, Volume 1, Issue 1, pp 51-66

Methodological considerations on the study of sexual dimorphism in past human populations

Rent the article at a discount

Rent now

* Final gross prices may vary according to local VAT.

Get Access

Abstract

The degree of sexual dimorphism in human populations is influenced by stress, social role and by labour division. However, studies on ethnographic populations provided contradictory results. Unfortunately, most of these studies were based on stature only, which, as we could observe in a survey on pre-protohistoric circum-Medirerranean samples, is a poor indicator of functionally related dimorphism.

A number of skeletal measurements were examined: skull, stature, transverse trunk diameters, long bones length, circumference and section, in order to assess their usefulness as indicators of functionally related dimorphism. The best indicators were represented by section and circumference of the long bones of the limbs, followed by cross-shoulder breadth (biclavicular length), stature and limb bone length, facial measurements, cranial measurements and sacral breadth.

From the methodological point of view, it was found that:

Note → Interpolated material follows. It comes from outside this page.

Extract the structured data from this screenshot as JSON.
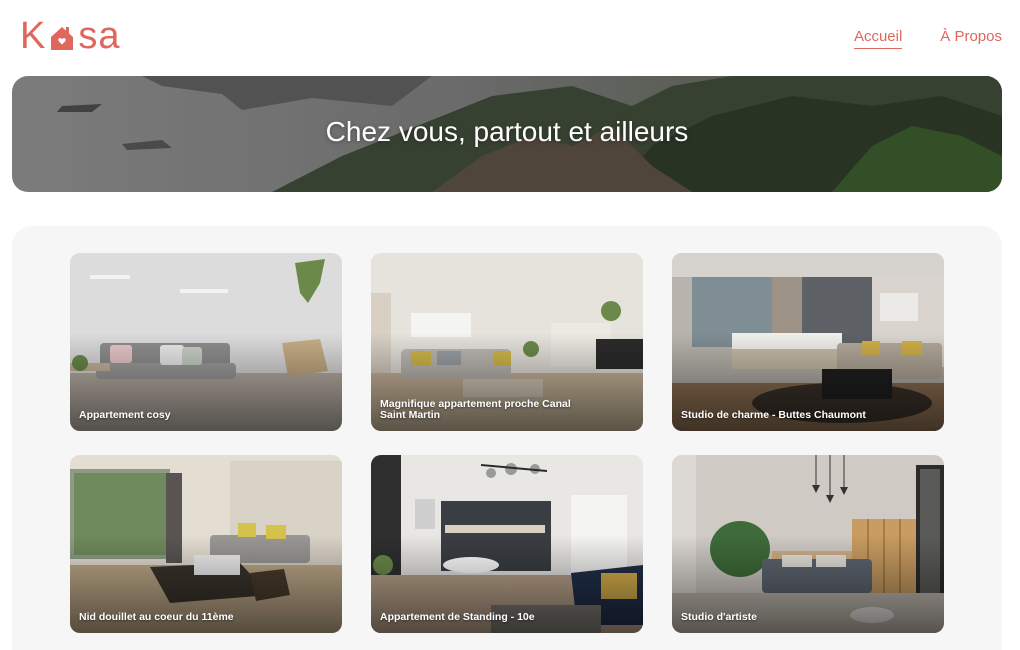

  1. It is better to calculate the index of dimorphism for each trait or set of traits within each sample. Then a weighted average of all the available samples is taken. The index derived from pooling a number of samples does not make biological sense. In pooled samples the distinction of between versus within sample differences is obscured;

  2. It is better to combine an index which is based on the difference between averages and one which takes variability into account, because variability can also be an aspect of sexual dimorphism;

  3. It is better to apply some allometric correction to the measurements used. For instance, the log transformation produces clearer trends of differential dimorphism among the various traits.